International Military Training & Education Programs

International military training and education programs are an important part of U.S. Security Cooperation relationships, strengthening our alliances and attracting new partners. The United States has offered both skill-focused training and college- and graduate-level education to international military education students for over 50 years. This function was one of the original tasks overseen by DSCA since its inception as the Defense Security Assistance Agency in 1971.

Of the 78,000 foreign military students trained annually by the United States, approximately 22,000 receive that training in the United States in a non-COVID year. Conducted at military institutions across the United States, these programs also enable cultural exchanges with local communities and exposure to U.S. history while those students attend courses.

Like all security assistance programs, more than one organization is involved in international military training and education. These military education and training programs are funded through both the Departments of State and Defense and provide skill-focused training as well as professional military education (PME). These programs have multiple benefits to the United States:

  • They build the capacity of partners to provide for their own defense.
  • They professionalize U.S. ally and partner nation forces, increase their capabilities to deploy to peacekeeping operations, and improve operational interoperability.
  • They build intellectual interoperability by enhancing U.S. ally and partner nation militaries’ abilities to think and plan with the United States in order to fight, train, or deploy.
  • They provide U.S. forces with exposure to foreign military cultures and thinking while these programs advance U.S. values.
  • They foster partners’ understanding of and respect for civilian control of the military and promote strong civil-military relations through training in human rights and law of armed conflict.
  • They build relationships between U.S. students and future foreign military leaders.

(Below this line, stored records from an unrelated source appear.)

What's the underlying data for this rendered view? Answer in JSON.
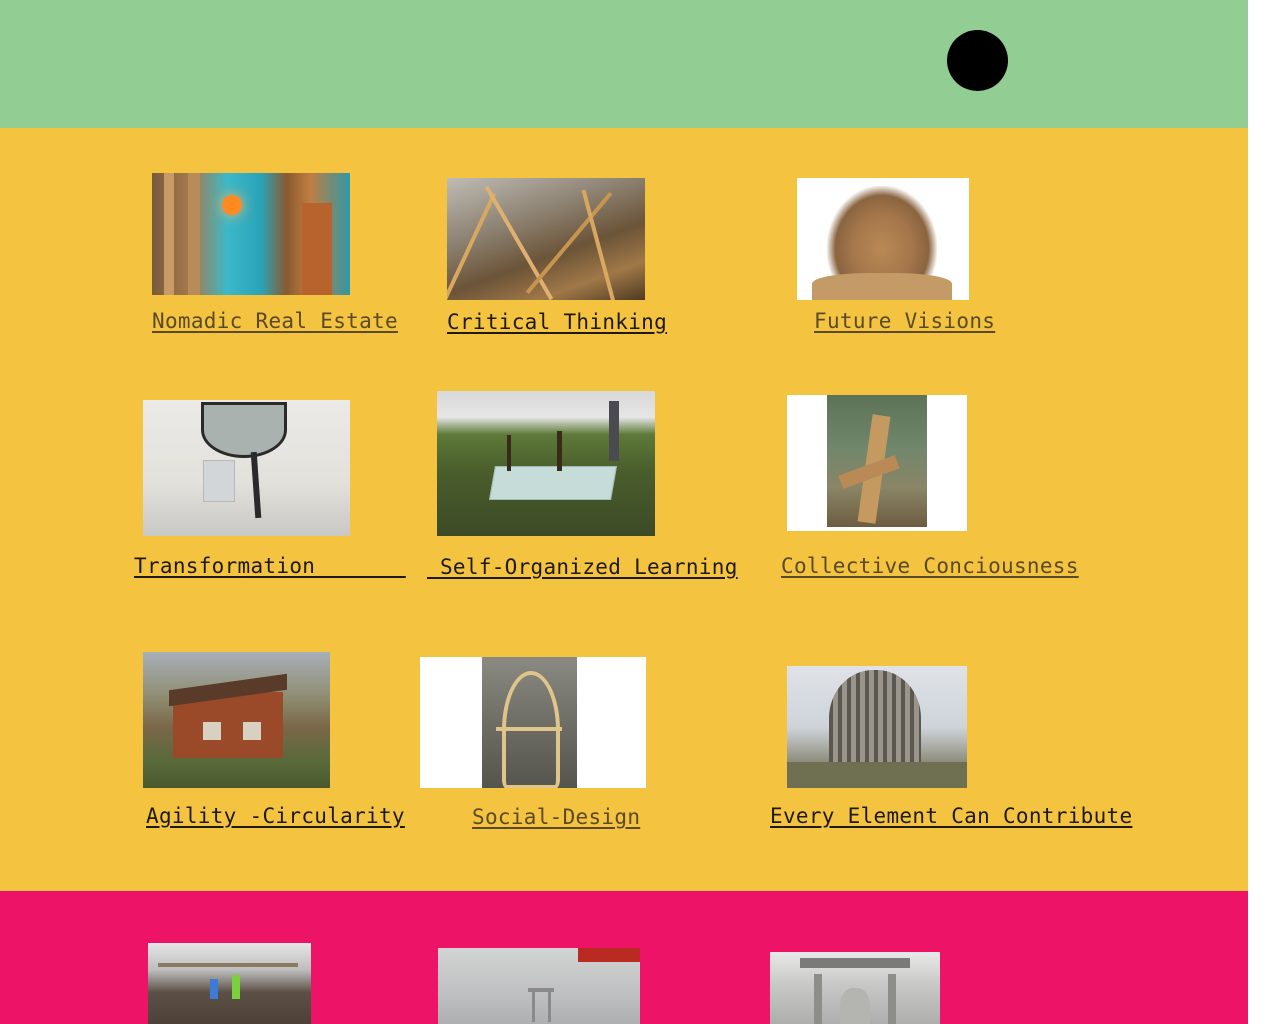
{
  "colors": {
    "header_bg": "#92cd94",
    "main_bg": "#f4c340",
    "footer_bg": "#ed1468",
    "menu_dot": "#000000",
    "link_text": "#1e1a12"
  },
  "header": {
    "menu_icon": "black-circle-menu-icon"
  },
  "projects": [
    {
      "label": "Nomadic Real Estate"
    },
    {
      "label": "Critical Thinking"
    },
    {
      "label": "Future Visions"
    },
    {
      "label": "Transformation       "
    },
    {
      "label": "_Self-Organized Learning"
    },
    {
      "label": "Collective Conciousness"
    },
    {
      "label": "Agility -Circularity"
    },
    {
      "label": "Social-Design"
    },
    {
      "label": "Every Element Can Contribute"
    }
  ],
  "footer_photos": [
    {
      "name": "scaffold-construction-photo"
    },
    {
      "name": "misty-torii-gate-photo"
    },
    {
      "name": "classical-facade-photo"
    }
  ]
}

The Departments of State and Defense have varying authorities and appropriations to fund these programs. In some cases, as with technical and operational training, these activities are funded by the partner nations themselves through the Foreign Military Sales program. Among the better known programs, the Department of State’s International Military Education and Training program focuses on PME for foreign military officers and other personnel, and also funds education in human rights, law of armed conflict, and civil-military relations. 

The Department of Defense-funded engagements include opportunities through the Regional Centers for Security Studies, Regional Defense Fellowship Program, Defense Institute for International Legal Studies (DIILS)Institute for Security Governance (ISG)Section 333 Global Train and Equip, and a variety of opportunities at Service Academies and Service-specific exchange programs.

The DSCA at 50 campaign will focus more closely on the Regional Centers for Security Studies, DIILS, and ISG which fall under our Defense Security Cooperation University, in August.

For our “DSCA at 50” campaign, DSCA is spotlighting storied U.S. Army officer Gen. James Van Fleet.  Van Fleet’s efforts advising, training, and educating U.S. allies and partner militaries in Greece and Korea demonstrate the importance of the International Military Training and Education mission set to Security Cooperation tool and U.S. foreign policy.